Yet Another Japanese Prime Minister Bites the Dust
In retrospect, it was a long time coming. Like his predecessor, Shinzo Abe, Prime Minister Yasuo Fukuda had faced basement-level approval ratings for most of his term. Factional divisions within his ruling Liberal Democratic Party -- often a headache for Abe and his predecessor, the popular reformer Junichiro Koizumi -- grew to the point at which even the LDP's coalition partner, the New Komeito, was calling for Fukuda to either call a general election or step aside. He just wasn't the man to lead the ruling camp to victory and his unpopularity was likely to hurt New Komeito in next summer's Tokyo Metropolitan Assembly elections.
As if that weren't enough, Fukuda's August 1st Cabinet reshuffle left him with a farm minister beset by allegations of improper reporting of political expenses -- the same sort of scandal that had crippled the Abe administration for most of its existence.
In retrospect, the writing was on the wall. Yasuo Fukuda had been elected president of the LDP, and hence prime minister, on the assumption that he would get the party in shape for a general election. His goals, if they existed, were unclear, even unstated. He was praised for his congeniality, his political longevity, and his ability to work with both the young and old elements of the party, not for his leadership or vision. After Abe's vague, pie-in-the-sky rhetoric about a "Beautiful Japan" and his ignoring of the issues of concern to the electorate, a steady hand, one of the "grown ups," was just what was needed.
It didn't work that way, though. Just before Fukuda won the premiership, the opposition Democratic Party won a majority in the Upper House of the Diet, placing the LDP in an unfamiliar situation -- not being able to do whatever it felt like with minimal opposition. Last year's fall extraordinary Diet session was pure gridlock. Little was accomplished and the ruling camp was forced to rely on its Lower House supermajority to override the effective veto of contentious bills by the DPJ-controlled Upper House. This past spring's ordinary Diet session was more of the same.
Gridlock is not business as usual in Japan. The public blamed Fukuda's weak leadership.
The upcoming extraordinary Diet session, set to begin on September 12, was going to be more of the same. The standoff over renewal of the bill authorizing Japan's assistance to the ISAF in Afghanistan by refueling coalition ships in the Indian Ocean was going to occur again and would be joined by a handful of equally contentious issues in a relatively short 70-day session.

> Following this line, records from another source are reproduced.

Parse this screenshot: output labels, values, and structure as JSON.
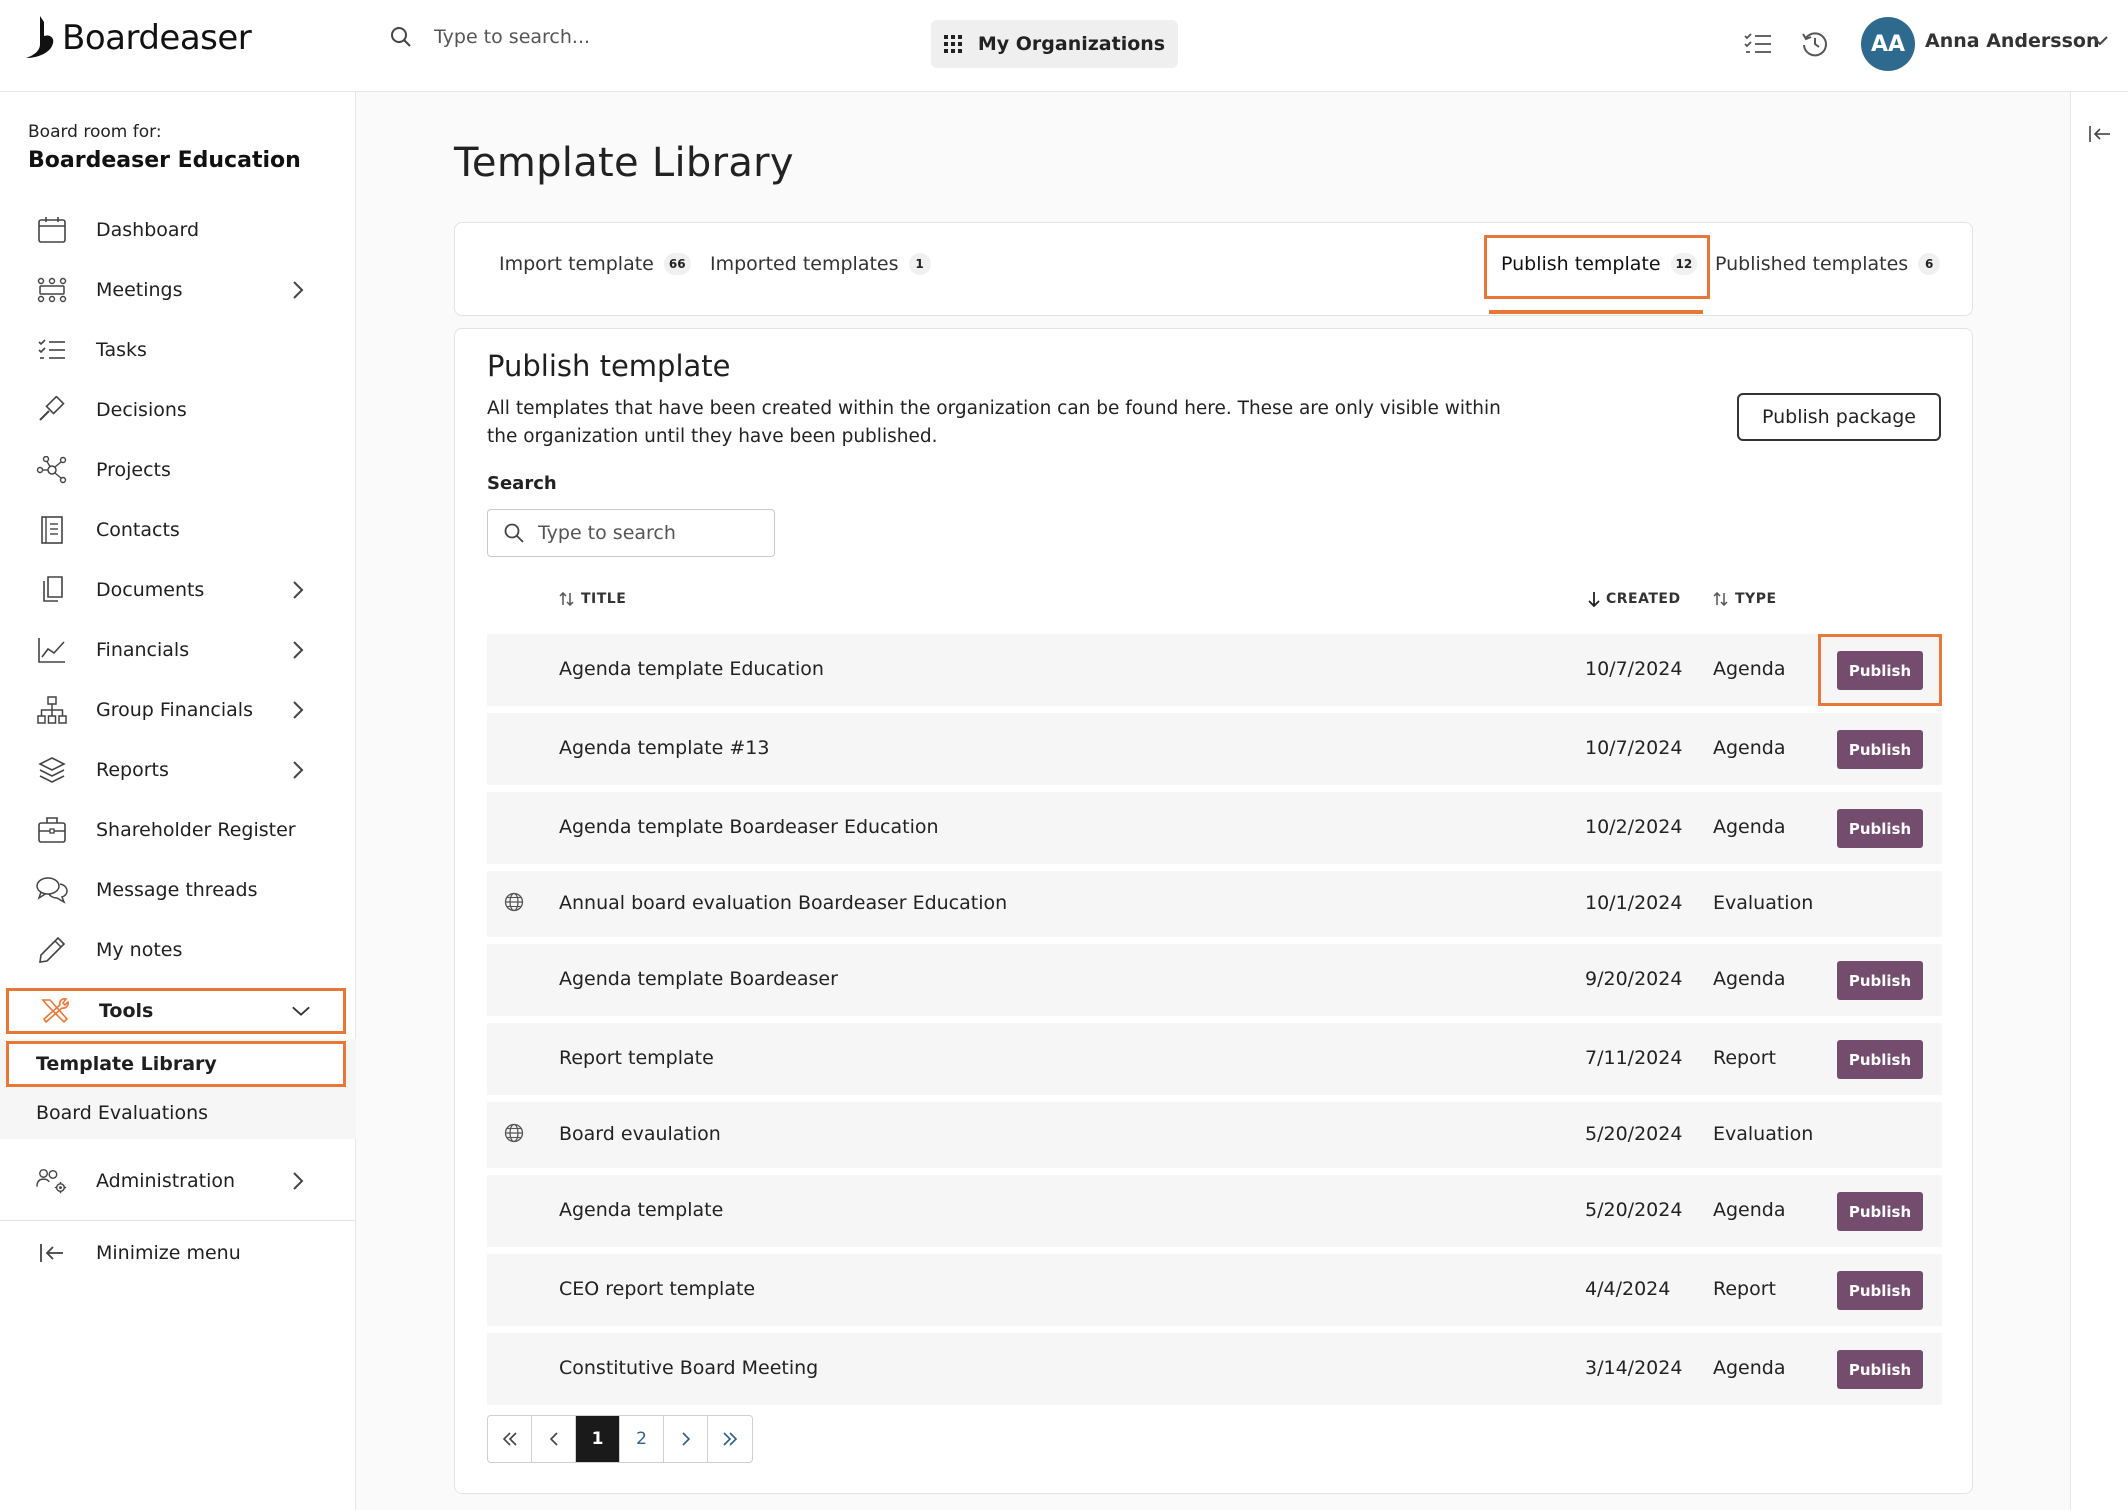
{
  "app": {
    "name": "Boardeaser"
  },
  "topbar": {
    "search_placeholder": "Type to search...",
    "org_button": "My Organizations",
    "user_initials": "AA",
    "user_name": "Anna Andersson"
  },
  "sidebar": {
    "board_label": "Board room for:",
    "board_name": "Boardeaser Education",
    "items": [
      {
        "label": "Dashboard",
        "icon": "calendar-icon"
      },
      {
        "label": "Meetings",
        "icon": "meeting-icon"
      },
      {
        "label": "Tasks",
        "icon": "checklist-icon"
      },
      {
        "label": "Decisions",
        "icon": "gavel-icon"
      },
      {
        "label": "Projects",
        "icon": "network-icon"
      },
      {
        "label": "Contacts",
        "icon": "address-book-icon"
      },
      {
        "label": "Documents",
        "icon": "documents-icon"
      },
      {
        "label": "Financials",
        "icon": "chart-icon"
      },
      {
        "label": "Group Financials",
        "icon": "hierarchy-icon"
      },
      {
        "label": "Reports",
        "icon": "layers-icon"
      },
      {
        "label": "Shareholder Register",
        "icon": "briefcase-icon"
      },
      {
        "label": "Message threads",
        "icon": "chat-icon"
      },
      {
        "label": "My notes",
        "icon": "pencil-icon"
      },
      {
        "label": "Tools",
        "icon": "tools-icon"
      }
    ],
    "tools_submenu": [
      "Template Library",
      "Board Evaluations"
    ],
    "administration": "Administration",
    "minimize": "Minimize menu"
  },
  "page": {
    "title": "Template Library",
    "tabs": [
      {
        "label": "Import template",
        "count": "66"
      },
      {
        "label": "Imported templates",
        "count": "1"
      },
      {
        "label": "Publish template",
        "count": "12"
      },
      {
        "label": "Published templates",
        "count": "6"
      }
    ],
    "section_title": "Publish template",
    "section_desc": "All templates that have been created within the organization can be found here. These are only visible within the organization until they have been published.",
    "publish_package": "Publish package",
    "search_label": "Search",
    "search_placeholder": "Type to search",
    "columns": {
      "title": "TITLE",
      "created": "CREATED",
      "type": "TYPE"
    },
    "publish_label": "Publish",
    "rows": [
      {
        "title": "Agenda template Education",
        "created": "10/7/2024",
        "type": "Agenda",
        "published": false
      },
      {
        "title": "Agenda template #13",
        "created": "10/7/2024",
        "type": "Agenda",
        "published": false
      },
      {
        "title": "Agenda template Boardeaser Education",
        "created": "10/2/2024",
        "type": "Agenda",
        "published": false
      },
      {
        "title": "Annual board evaluation Boardeaser Education",
        "created": "10/1/2024",
        "type": "Evaluation",
        "published": true
      },
      {
        "title": "Agenda template Boardeaser",
        "created": "9/20/2024",
        "type": "Agenda",
        "published": false
      },
      {
        "title": "Report template",
        "created": "7/11/2024",
        "type": "Report",
        "published": false
      },
      {
        "title": "Board evaulation",
        "created": "5/20/2024",
        "type": "Evaluation",
        "published": true
      },
      {
        "title": "Agenda template",
        "created": "5/20/2024",
        "type": "Agenda",
        "published": false
      },
      {
        "title": "CEO report template",
        "created": "4/4/2024",
        "type": "Report",
        "published": false
      },
      {
        "title": "Constitutive Board Meeting",
        "created": "3/14/2024",
        "type": "Agenda",
        "published": false
      }
    ],
    "pagination": {
      "pages": [
        "1",
        "2"
      ],
      "current": "1"
    }
  },
  "colors": {
    "accent_highlight": "#e8773a",
    "publish_button": "#744c6e",
    "avatar": "#2e6a8e"
  }
}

So, in retrospect, it should not have been a surprise when Fukuda went before the press at 9:30 p.m. on Monday, September 1 to announce his resignation -- 355 days after his predecessor did the same, having served 341 days as Japan's prime minister. People were shocked, though; as with Abe's rather sudden resignation, few saw it coming when it did.